*To do:*
In the copy, keep every word of the data below and none of its pictures.
+++ Data listing +++
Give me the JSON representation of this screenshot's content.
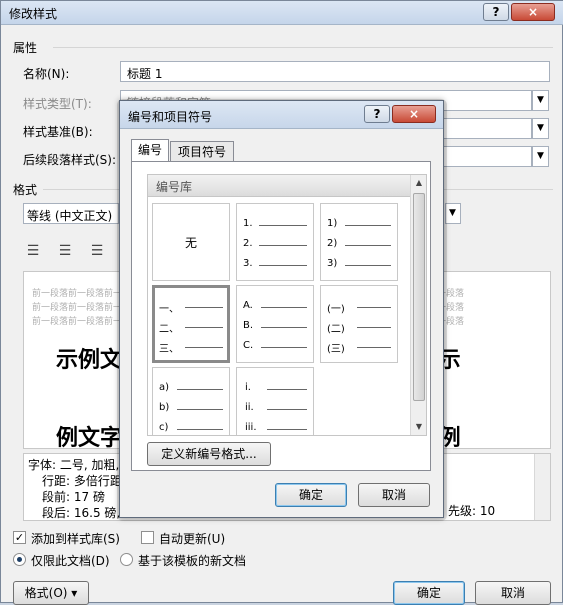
{
  "outer": {
    "title": "修改样式",
    "help": "?",
    "close": "×",
    "section_properties": "属性",
    "name_label": "名称(N):",
    "name_value": "标题 1",
    "style_type_label": "样式类型(T):",
    "style_type_value": "链接段落和字符",
    "style_based_label": "样式基准(B):",
    "next_para_label": "后续段落样式(S):",
    "section_format": "格式",
    "font_value": "等线 (中文正文)",
    "preview_faint": "前一段落前一段落前一段落前一段落前一段落前一段落前一段落前一段落前一段落前一段落前一段落前一段落",
    "preview_big_1": "示例文字 示例文字 示例文字 示例文字 示",
    "preview_big_2": "例文字 示例文字 示例文字 示例文字 示例",
    "desc_lines": [
      "字体: 二号, 加粗,",
      "行距: 多倍行距",
      "段前: 17 磅",
      "段后: 16.5 磅,"
    ],
    "desc_right": "先级: 10",
    "add_to_gallery": "添加到样式库(S)",
    "auto_update": "自动更新(U)",
    "only_this_doc": "仅限此文档(D)",
    "new_docs_template": "基于该模板的新文档",
    "format_button": "格式(O) ▾",
    "ok": "确定",
    "cancel": "取消"
  },
  "inner": {
    "title": "编号和项目符号",
    "help": "?",
    "close": "×",
    "tab_numbering": "编号",
    "tab_bullets": "项目符号",
    "library_header": "编号库",
    "none_label": "无",
    "formats": [
      [
        "1.",
        "2.",
        "3."
      ],
      [
        "1)",
        "2)",
        "3)"
      ],
      [
        "一、",
        "二、",
        "三、"
      ],
      [
        "A.",
        "B.",
        "C."
      ],
      [
        "(一)",
        "(二)",
        "(三)"
      ],
      [
        "a)",
        "b)",
        "c)"
      ],
      [
        "i.",
        "ii.",
        "iii."
      ]
    ],
    "define_new": "定义新编号格式...",
    "ok": "确定",
    "cancel": "取消"
  }
}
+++
*The completed task:*
Give me the JSON representation of this screenshot's content.
{
  "outer": {
    "title": "修改样式",
    "help": "?",
    "close": "×",
    "section_properties": "属性",
    "name_label": "名称(N):",
    "name_value": "标题 1",
    "style_type_label": "样式类型(T):",
    "style_type_value": "链接段落和字符",
    "style_based_label": "样式基准(B):",
    "next_para_label": "后续段落样式(S):",
    "section_format": "格式",
    "font_value": "等线 (中文正文)",
    "preview_faint": "前一段落前一段落前一段落前一段落前一段落前一段落前一段落前一段落前一段落前一段落前一段落前一段落",
    "preview_big_1": "示例文字 示例文字 示例文字 示例文字 示",
    "preview_big_2": "例文字 示例文字 示例文字 示例文字 示例",
    "desc_lines": [
      "字体: 二号, 加粗,",
      "行距: 多倍行距",
      "段前: 17 磅",
      "段后: 16.5 磅,"
    ],
    "desc_right": "先级: 10",
    "add_to_gallery": "添加到样式库(S)",
    "auto_update": "自动更新(U)",
    "only_this_doc": "仅限此文档(D)",
    "new_docs_template": "基于该模板的新文档",
    "format_button": "格式(O) ▾",
    "ok": "确定",
    "cancel": "取消"
  },
  "inner": {
    "title": "编号和项目符号",
    "help": "?",
    "close": "×",
    "tab_numbering": "编号",
    "tab_bullets": "项目符号",
    "library_header": "编号库",
    "none_label": "无",
    "formats": [
      [
        "1.",
        "2.",
        "3."
      ],
      [
        "1)",
        "2)",
        "3)"
      ],
      [
        "一、",
        "二、",
        "三、"
      ],
      [
        "A.",
        "B.",
        "C."
      ],
      [
        "(一)",
        "(二)",
        "(三)"
      ],
      [
        "a)",
        "b)",
        "c)"
      ],
      [
        "i.",
        "ii.",
        "iii."
      ]
    ],
    "define_new": "定义新编号格式...",
    "ok": "确定",
    "cancel": "取消"
  }
}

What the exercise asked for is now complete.